■ **What this task involves**:
Nothing but a number is wanted: the count of lines in the records below that include "headline".

■ **Recorded information**:
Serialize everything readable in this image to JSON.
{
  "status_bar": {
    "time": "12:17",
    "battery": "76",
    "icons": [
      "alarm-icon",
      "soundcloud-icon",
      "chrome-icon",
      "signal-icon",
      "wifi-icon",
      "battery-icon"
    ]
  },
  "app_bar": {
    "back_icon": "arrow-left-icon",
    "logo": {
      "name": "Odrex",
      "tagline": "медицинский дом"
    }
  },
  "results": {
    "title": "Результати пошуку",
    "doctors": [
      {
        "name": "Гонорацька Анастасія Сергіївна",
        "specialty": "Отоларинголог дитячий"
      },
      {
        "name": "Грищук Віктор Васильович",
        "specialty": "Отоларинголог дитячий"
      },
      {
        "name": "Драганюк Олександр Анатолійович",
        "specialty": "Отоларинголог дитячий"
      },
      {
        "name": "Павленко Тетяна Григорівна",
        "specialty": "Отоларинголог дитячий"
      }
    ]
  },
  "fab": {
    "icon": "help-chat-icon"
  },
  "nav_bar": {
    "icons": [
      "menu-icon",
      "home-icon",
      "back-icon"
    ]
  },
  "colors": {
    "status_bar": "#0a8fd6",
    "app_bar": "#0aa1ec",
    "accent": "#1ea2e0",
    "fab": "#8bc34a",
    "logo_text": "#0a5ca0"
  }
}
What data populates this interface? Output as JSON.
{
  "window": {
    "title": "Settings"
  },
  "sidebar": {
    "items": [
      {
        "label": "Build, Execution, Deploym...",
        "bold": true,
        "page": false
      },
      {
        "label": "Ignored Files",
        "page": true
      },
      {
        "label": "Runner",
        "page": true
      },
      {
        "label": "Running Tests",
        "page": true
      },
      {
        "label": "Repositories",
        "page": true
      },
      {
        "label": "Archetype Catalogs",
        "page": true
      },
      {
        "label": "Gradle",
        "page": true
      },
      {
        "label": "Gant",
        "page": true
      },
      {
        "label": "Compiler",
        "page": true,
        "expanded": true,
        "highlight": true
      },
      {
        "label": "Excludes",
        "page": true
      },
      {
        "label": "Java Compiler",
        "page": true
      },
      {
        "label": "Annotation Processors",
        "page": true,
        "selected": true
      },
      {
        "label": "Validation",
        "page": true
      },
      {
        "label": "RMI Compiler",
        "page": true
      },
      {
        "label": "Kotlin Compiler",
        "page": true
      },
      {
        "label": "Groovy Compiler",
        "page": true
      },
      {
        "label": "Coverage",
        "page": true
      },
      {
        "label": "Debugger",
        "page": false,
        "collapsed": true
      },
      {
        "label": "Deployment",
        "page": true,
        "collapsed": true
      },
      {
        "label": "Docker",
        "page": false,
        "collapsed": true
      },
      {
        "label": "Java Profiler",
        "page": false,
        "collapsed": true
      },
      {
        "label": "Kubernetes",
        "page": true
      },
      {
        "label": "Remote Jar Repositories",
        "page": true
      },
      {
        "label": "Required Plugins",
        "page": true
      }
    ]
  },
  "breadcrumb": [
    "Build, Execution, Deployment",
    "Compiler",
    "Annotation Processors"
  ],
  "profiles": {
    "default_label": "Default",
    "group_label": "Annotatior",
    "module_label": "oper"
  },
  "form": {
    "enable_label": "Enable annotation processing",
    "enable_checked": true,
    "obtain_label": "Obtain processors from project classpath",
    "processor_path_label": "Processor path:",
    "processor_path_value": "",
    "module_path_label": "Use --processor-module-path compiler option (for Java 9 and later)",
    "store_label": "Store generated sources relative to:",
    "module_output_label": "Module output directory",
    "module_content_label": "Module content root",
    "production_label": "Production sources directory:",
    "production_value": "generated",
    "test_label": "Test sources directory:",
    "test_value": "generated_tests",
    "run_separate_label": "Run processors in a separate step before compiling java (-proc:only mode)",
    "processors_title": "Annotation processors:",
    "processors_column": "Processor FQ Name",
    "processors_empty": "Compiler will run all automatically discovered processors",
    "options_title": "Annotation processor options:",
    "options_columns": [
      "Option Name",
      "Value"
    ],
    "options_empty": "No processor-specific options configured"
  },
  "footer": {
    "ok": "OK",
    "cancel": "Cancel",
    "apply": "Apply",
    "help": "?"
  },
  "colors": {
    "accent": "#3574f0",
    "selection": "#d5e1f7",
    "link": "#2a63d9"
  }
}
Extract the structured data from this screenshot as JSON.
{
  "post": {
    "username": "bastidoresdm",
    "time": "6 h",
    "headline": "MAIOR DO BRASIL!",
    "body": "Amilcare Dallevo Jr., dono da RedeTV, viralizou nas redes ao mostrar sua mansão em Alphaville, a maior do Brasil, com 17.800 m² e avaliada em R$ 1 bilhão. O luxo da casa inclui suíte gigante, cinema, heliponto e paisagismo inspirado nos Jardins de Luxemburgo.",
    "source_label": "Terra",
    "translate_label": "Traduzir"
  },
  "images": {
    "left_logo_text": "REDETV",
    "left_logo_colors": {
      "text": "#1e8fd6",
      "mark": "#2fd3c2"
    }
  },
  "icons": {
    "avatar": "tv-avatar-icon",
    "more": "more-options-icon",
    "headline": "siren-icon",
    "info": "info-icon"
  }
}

■ **Finished task**:
2